━━ Data extract

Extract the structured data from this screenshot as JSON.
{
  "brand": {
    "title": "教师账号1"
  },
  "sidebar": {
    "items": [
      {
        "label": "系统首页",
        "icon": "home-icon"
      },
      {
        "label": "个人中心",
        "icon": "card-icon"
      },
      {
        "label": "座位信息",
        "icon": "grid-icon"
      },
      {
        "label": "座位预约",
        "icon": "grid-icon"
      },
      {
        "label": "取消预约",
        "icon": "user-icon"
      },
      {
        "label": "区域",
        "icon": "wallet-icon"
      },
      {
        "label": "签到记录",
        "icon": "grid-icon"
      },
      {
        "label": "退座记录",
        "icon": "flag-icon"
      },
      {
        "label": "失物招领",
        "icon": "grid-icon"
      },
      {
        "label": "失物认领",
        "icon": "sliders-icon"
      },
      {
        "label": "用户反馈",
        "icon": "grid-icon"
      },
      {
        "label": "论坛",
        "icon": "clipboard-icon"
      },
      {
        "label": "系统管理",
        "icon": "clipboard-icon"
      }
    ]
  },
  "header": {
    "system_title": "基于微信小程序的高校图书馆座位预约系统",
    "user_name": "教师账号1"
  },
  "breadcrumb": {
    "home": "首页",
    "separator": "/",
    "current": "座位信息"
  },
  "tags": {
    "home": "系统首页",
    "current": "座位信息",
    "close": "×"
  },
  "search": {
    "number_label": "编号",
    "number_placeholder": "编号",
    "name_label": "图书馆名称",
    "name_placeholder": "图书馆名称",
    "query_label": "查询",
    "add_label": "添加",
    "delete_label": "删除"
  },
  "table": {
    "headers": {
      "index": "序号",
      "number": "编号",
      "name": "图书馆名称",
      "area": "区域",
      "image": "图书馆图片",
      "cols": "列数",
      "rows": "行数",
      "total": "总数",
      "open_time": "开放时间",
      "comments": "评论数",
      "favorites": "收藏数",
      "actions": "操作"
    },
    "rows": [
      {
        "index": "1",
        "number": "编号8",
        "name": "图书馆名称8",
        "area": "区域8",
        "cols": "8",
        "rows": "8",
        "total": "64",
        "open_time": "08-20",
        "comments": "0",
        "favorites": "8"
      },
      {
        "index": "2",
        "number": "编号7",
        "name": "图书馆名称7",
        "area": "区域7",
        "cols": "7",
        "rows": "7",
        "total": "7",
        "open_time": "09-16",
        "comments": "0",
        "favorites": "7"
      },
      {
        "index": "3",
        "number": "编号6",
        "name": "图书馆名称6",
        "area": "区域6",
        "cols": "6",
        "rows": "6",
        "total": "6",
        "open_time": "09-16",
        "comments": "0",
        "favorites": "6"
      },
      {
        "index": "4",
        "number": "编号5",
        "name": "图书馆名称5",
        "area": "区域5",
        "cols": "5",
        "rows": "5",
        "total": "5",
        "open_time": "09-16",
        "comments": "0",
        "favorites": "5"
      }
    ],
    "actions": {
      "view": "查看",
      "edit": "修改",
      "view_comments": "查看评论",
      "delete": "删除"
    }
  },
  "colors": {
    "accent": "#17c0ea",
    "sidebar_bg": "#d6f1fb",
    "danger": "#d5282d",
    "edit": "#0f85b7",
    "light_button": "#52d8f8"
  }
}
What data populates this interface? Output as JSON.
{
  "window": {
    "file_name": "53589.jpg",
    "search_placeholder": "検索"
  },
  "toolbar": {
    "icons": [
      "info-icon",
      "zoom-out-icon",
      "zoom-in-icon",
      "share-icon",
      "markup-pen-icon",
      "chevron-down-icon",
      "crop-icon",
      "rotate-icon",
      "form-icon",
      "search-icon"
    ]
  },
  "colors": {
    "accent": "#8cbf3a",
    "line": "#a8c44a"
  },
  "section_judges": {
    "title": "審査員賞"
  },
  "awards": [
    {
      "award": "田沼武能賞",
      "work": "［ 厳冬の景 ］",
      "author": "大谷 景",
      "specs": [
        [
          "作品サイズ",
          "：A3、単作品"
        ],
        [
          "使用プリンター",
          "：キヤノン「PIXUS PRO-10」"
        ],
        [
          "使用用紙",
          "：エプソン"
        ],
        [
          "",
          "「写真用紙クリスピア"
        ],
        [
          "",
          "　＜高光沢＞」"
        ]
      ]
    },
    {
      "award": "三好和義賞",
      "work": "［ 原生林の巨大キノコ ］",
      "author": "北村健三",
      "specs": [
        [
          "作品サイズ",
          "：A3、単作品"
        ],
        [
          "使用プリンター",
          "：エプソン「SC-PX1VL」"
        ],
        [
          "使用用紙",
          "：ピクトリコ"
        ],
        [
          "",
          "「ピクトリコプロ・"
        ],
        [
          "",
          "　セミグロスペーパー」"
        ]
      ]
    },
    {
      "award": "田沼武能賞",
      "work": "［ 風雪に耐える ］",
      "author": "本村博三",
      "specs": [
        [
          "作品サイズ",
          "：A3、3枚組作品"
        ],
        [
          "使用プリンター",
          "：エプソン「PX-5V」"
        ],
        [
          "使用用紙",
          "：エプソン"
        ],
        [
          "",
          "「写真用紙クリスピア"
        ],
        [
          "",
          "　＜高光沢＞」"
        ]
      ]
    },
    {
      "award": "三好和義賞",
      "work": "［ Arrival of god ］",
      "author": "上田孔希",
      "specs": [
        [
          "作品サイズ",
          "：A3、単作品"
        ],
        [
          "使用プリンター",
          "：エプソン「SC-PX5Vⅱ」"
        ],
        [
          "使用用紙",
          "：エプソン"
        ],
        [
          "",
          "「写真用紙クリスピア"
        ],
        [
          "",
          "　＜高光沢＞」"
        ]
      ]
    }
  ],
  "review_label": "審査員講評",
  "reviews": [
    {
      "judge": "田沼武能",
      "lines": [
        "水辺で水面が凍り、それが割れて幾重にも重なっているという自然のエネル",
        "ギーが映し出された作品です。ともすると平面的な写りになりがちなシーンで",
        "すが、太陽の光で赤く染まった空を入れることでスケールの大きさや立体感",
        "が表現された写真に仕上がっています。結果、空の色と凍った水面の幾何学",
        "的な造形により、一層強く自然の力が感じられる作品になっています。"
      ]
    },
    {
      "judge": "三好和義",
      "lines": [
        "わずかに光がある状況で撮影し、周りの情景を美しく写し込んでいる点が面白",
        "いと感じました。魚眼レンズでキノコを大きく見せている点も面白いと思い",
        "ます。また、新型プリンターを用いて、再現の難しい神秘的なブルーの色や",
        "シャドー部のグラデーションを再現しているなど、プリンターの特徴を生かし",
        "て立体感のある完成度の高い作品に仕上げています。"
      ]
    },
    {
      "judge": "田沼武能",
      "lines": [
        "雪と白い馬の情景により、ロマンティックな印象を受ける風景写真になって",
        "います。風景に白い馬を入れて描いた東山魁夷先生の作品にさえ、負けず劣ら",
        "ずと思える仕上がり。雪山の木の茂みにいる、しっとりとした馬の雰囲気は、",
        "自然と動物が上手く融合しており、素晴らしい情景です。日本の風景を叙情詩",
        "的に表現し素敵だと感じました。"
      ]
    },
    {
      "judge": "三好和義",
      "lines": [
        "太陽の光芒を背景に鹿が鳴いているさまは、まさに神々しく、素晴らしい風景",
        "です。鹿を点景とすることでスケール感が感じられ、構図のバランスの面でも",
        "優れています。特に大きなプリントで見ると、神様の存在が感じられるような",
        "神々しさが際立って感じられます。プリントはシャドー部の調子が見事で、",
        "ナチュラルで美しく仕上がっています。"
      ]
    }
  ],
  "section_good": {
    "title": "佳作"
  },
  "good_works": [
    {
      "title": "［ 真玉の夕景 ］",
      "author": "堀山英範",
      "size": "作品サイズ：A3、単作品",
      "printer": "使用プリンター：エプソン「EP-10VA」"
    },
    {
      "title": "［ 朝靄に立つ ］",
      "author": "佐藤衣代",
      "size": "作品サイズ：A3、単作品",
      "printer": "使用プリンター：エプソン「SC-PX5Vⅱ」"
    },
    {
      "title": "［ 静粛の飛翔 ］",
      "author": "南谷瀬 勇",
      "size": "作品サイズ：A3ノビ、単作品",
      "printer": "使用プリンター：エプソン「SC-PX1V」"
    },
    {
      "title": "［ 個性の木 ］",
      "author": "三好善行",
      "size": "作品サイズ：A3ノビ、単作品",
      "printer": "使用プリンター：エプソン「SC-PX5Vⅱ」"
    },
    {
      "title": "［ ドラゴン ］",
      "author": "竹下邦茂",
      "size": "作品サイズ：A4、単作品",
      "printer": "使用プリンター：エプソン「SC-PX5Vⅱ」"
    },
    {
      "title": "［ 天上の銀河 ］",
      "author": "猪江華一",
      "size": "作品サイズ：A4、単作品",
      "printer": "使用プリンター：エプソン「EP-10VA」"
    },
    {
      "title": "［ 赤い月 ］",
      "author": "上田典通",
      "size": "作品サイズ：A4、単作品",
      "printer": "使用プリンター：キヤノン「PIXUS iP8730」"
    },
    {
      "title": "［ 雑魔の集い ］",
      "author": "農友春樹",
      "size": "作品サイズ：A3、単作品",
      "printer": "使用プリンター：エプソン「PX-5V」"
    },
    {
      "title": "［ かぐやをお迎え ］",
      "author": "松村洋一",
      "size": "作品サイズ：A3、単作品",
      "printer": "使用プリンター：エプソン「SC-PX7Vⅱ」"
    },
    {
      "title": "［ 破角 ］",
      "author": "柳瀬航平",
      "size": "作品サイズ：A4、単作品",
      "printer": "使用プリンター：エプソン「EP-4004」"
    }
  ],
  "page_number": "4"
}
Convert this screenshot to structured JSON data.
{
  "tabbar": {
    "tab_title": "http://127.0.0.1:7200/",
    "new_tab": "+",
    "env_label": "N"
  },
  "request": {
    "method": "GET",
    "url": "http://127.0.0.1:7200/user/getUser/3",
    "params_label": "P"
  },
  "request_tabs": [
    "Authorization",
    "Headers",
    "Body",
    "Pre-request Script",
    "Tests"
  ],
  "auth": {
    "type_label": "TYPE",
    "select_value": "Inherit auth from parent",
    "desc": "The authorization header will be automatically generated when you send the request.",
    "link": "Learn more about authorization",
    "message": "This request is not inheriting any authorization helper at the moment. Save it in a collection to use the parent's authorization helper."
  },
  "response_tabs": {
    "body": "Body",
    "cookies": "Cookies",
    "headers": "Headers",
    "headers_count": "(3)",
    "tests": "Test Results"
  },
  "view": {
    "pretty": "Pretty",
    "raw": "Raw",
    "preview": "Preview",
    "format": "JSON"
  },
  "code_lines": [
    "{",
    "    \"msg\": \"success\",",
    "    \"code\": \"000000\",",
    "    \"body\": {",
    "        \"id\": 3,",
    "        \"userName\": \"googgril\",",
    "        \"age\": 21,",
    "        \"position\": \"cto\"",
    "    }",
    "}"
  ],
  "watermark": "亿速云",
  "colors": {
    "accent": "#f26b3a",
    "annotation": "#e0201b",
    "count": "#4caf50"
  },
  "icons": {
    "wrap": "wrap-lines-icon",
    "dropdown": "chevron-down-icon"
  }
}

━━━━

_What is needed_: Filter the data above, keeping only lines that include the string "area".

_Solution to the problem_:
      "area": "区域",
        "area": "区域8",
        "area": "区域7",
        "area": "区域6",
        "area": "区域5",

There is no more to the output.